Problem details:
Every line from the one with "Read all visible content and emit it as JSON." to the final line of the records should be printed exactly as it is, with pictures left out.

-- -- --

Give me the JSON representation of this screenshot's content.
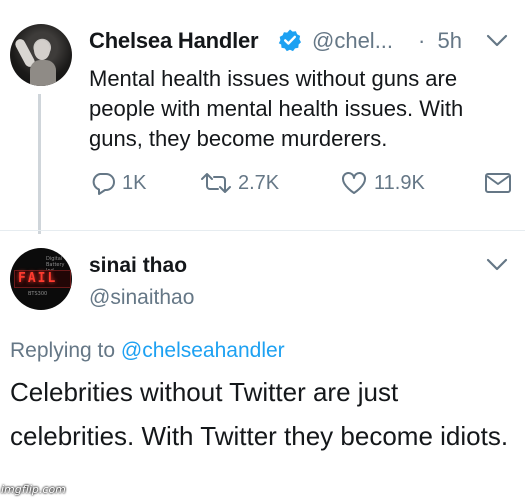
{
  "tweet": {
    "author_name": "Chelsea Handler",
    "author_handle": "@chel...",
    "separator": "·",
    "time": "5h",
    "text": "Mental health issues without guns are people with mental health issues. With guns, they become murderers.",
    "replies_count": "1K",
    "retweets_count": "2.7K",
    "likes_count": "11.9K",
    "icons": {
      "verified": "verified-badge-icon",
      "menu": "chevron-down-icon",
      "reply": "reply-icon",
      "retweet": "retweet-icon",
      "like": "heart-icon",
      "message": "envelope-icon"
    }
  },
  "reply_tweet": {
    "author_name": "sinai thao",
    "author_handle": "@sinaithao",
    "replying_prefix": "Replying to",
    "replying_to": "@chelseahandler",
    "text": "Celebrities without Twitter are just celebrities. With Twitter they become idiots.",
    "avatar": {
      "sign_text": "FAIL",
      "small_text_1": "Digital",
      "small_text_2": "Battery Ind",
      "small_text_3": "BTS300"
    }
  },
  "watermark": "imgflip.com",
  "colors": {
    "text": "#14171a",
    "secondary": "#657786",
    "accent": "#1da1f2",
    "divider": "#e6ecf0"
  }
}
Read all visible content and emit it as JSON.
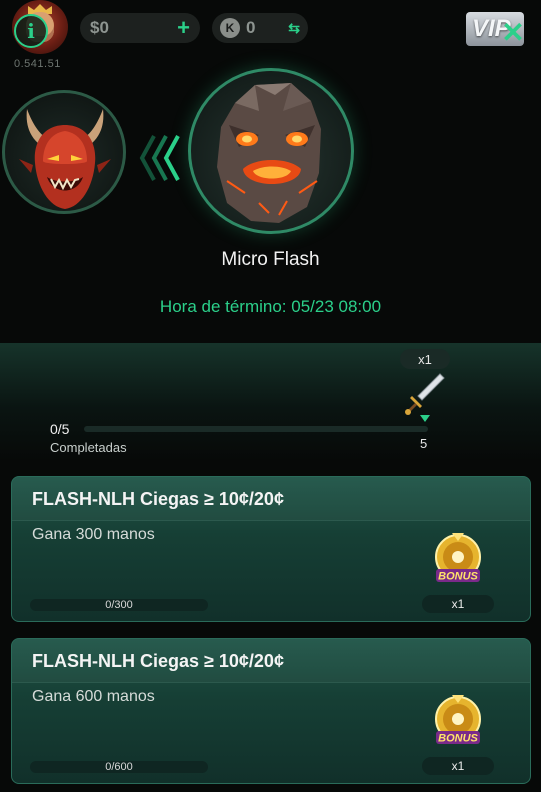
{
  "header": {
    "player_id": "0.541.51",
    "balance": "$0",
    "add_label": "+",
    "k_icon_label": "K",
    "k_value": "0",
    "swap_label": "⇆",
    "vip_label": "VIP",
    "close_label": "✕",
    "info_label": "i"
  },
  "boss": {
    "name": "Micro Flash",
    "end_time": "Hora de término: 05/23 08:00"
  },
  "progress": {
    "multiplier": "x1",
    "count": "0/5",
    "label": "Completadas",
    "target": "5",
    "fraction": 0
  },
  "tasks": [
    {
      "title": "FLASH-NLH Ciegas ≥ 10¢/20¢",
      "description": "Gana 300 manos",
      "progress_text": "0/300",
      "fraction": 0,
      "reward_label": "BONUS",
      "reward_multiplier": "x1"
    },
    {
      "title": "FLASH-NLH Ciegas ≥ 10¢/20¢",
      "description": "Gana 600 manos",
      "progress_text": "0/600",
      "fraction": 0,
      "reward_label": "BONUS",
      "reward_multiplier": "x1"
    }
  ],
  "colors": {
    "accent": "#2bd08a",
    "background": "#070908",
    "card": "#1f5547"
  }
}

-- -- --

Completed exercise:
Read all visible content and emit it as JSON.
{
  "header": {
    "player_id": "0.541.51",
    "balance": "$0",
    "add_label": "+",
    "k_icon_label": "K",
    "k_value": "0",
    "swap_label": "⇆",
    "vip_label": "VIP",
    "close_label": "✕",
    "info_label": "i"
  },
  "boss": {
    "name": "Micro Flash",
    "end_time": "Hora de término: 05/23 08:00"
  },
  "progress": {
    "multiplier": "x1",
    "count": "0/5",
    "label": "Completadas",
    "target": "5",
    "fraction": 0
  },
  "tasks": [
    {
      "title": "FLASH-NLH Ciegas ≥ 10¢/20¢",
      "description": "Gana 300 manos",
      "progress_text": "0/300",
      "fraction": 0,
      "reward_label": "BONUS",
      "reward_multiplier": "x1"
    },
    {
      "title": "FLASH-NLH Ciegas ≥ 10¢/20¢",
      "description": "Gana 600 manos",
      "progress_text": "0/600",
      "fraction": 0,
      "reward_label": "BONUS",
      "reward_multiplier": "x1"
    }
  ],
  "colors": {
    "accent": "#2bd08a",
    "background": "#070908",
    "card": "#1f5547"
  }
}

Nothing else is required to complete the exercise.